Rudi Schmidt | alfa
Further information:

More articles from Physics and Astronomy:

nachricht 'Frequency combs' ID chemicals within the mid-infrared spectral region
16.03.2018 | American Institute of Physics

nachricht Fraunhofer HHI have developed a novel single-polarization Kramers-Kronig receiver scheme
16.03.2018 | Fraunhofer-Institut für Nachrichtentechnik, Heinrich-Hertz-Institut, HHI

All articles from Physics and Astronomy >>>

The most recent press releases about innovation >>>

Die letzten 5 Focus-News des innovations-reports im Überblick:

Im Focus: Locomotion control with photopigments

Researchers from Göttingen University discover additional function of opsins

Animal photoreceptors capture light with photopigments. Researchers from the University of Göttingen have now discovered that these photopigments fulfill an...

Im Focus: Surveying the Arctic: Tracking down carbon particles

Researchers embark on aerial campaign over Northeast Greenland

On 15 March, the AWI research aeroplane Polar 5 will depart for Greenland. Concentrating on the furthest northeast region of the island, an international team...

Im Focus: Unique Insights into the Antarctic Ice Shelf System

Data collected on ocean-ice interactions in the little-researched regions of the far south

The world’s second-largest ice shelf was the destination for a Polarstern expedition that ended in Punta Arenas, Chile on 14th March 2018. Oceanographers from...

Im Focus: ILA 2018: Laser alternative to hexavalent chromium coating

At the 2018 ILA Berlin Air Show from April 25–29, the Fraunhofer Institute for Laser Technology ILT is showcasing extreme high-speed Laser Material Deposition (EHLA): A video documents how for metal components that are highly loaded, EHLA has already proved itself as an alternative to hard chrome plating, which is now allowed only under special conditions.

When the EU restricted the use of hexavalent chromium compounds to special applications requiring authorization, the move prompted a rethink in the surface...

Im Focus: Radar for navigation support from autonomous flying drones

At the ILA Berlin, hall 4, booth 202, Fraunhofer FHR will present two radar sensors for navigation support of drones. The sensors are valuable components in the implementation of autonomous flying drones: they function as obstacle detectors to prevent collisions. Radar sensors also operate reliably in restricted visibility, e.g. in foggy or dusty conditions. Due to their ability to measure distances with high precision, the radar sensors can also be used as altimeters when other sources of information such as barometers or GPS are not available or cannot operate optimally.

Drones play an increasingly important role in the area of logistics and services.
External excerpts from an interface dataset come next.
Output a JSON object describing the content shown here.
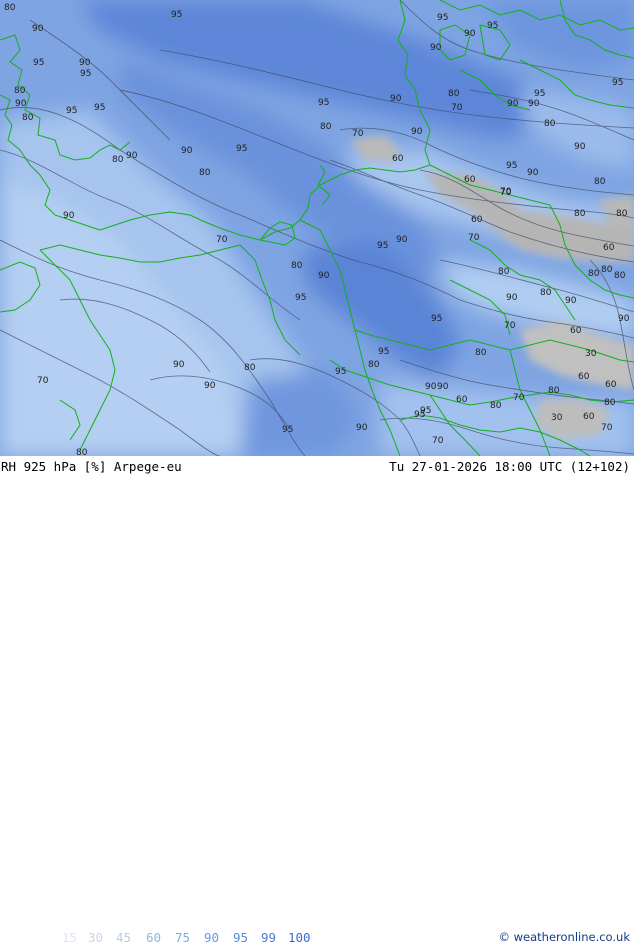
{
  "map": {
    "product_label": "RH 925 hPa [%] Arpege-eu",
    "valid_time": "Tu 27-01-2026 18:00 UTC (12+102)",
    "credit": "© weatheronline.co.uk",
    "legend_values": [
      "15",
      "30",
      "45",
      "60",
      "75",
      "90",
      "95",
      "99",
      "100"
    ],
    "legend_colors": [
      "#d9e6f7",
      "#c4d8f2",
      "#b2cdee",
      "#8fb8ea",
      "#7eaae6",
      "#6a99e0",
      "#5b8ad9",
      "#4a7bd2",
      "#3b6ccc"
    ],
    "contour_labels": [
      "80",
      "90",
      "95",
      "95",
      "90",
      "95",
      "90",
      "95",
      "90",
      "95",
      "80",
      "95",
      "90",
      "80",
      "95",
      "95",
      "90",
      "80",
      "95",
      "95",
      "70",
      "90",
      "90",
      "80",
      "70",
      "90",
      "80",
      "90",
      "70",
      "95",
      "90",
      "60",
      "90",
      "80",
      "80",
      "90",
      "60",
      "95",
      "90",
      "80",
      "70",
      "80",
      "80",
      "90",
      "70",
      "95",
      "90",
      "80",
      "60",
      "70",
      "80",
      "80",
      "90",
      "90",
      "60",
      "80",
      "95",
      "95",
      "70",
      "80",
      "60",
      "80",
      "95",
      "90",
      "90",
      "80",
      "80",
      "70",
      "60",
      "90",
      "30",
      "80",
      "60",
      "90",
      "95",
      "80",
      "90",
      "95",
      "80",
      "70",
      "60",
      "30",
      "80",
      "90",
      "95",
      "95",
      "70",
      "60",
      "70",
      "80"
    ]
  }
}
Well-known logistic companies place great hope in these compact, aerial...

All Focus news of the innovation-report >>>



Industry & Economy
Event News

Ultrafast Wireless and Chip Design at the DATE Conference in Dresden

16.03.2018 | Event News

International Tinnitus Conference of the Tinnitus Research Initiative in Regensburg

13.03.2018 | Event News

International Virtual Reality Conference “IEEE VR 2018” comes to Reutlingen, Germany

08.03.2018 | Event News

Latest News

Wandering greenhouse gas

16.03.2018 | Earth Sciences

'Frequency combs' ID chemicals within the mid-infrared spectral region

16.03.2018 | Physics and Astronomy

Biologists unravel another mystery of what makes DNA go 'loopy'

16.03.2018 | Life Sciences

Science & Research
Overview of more VideoLinks >>>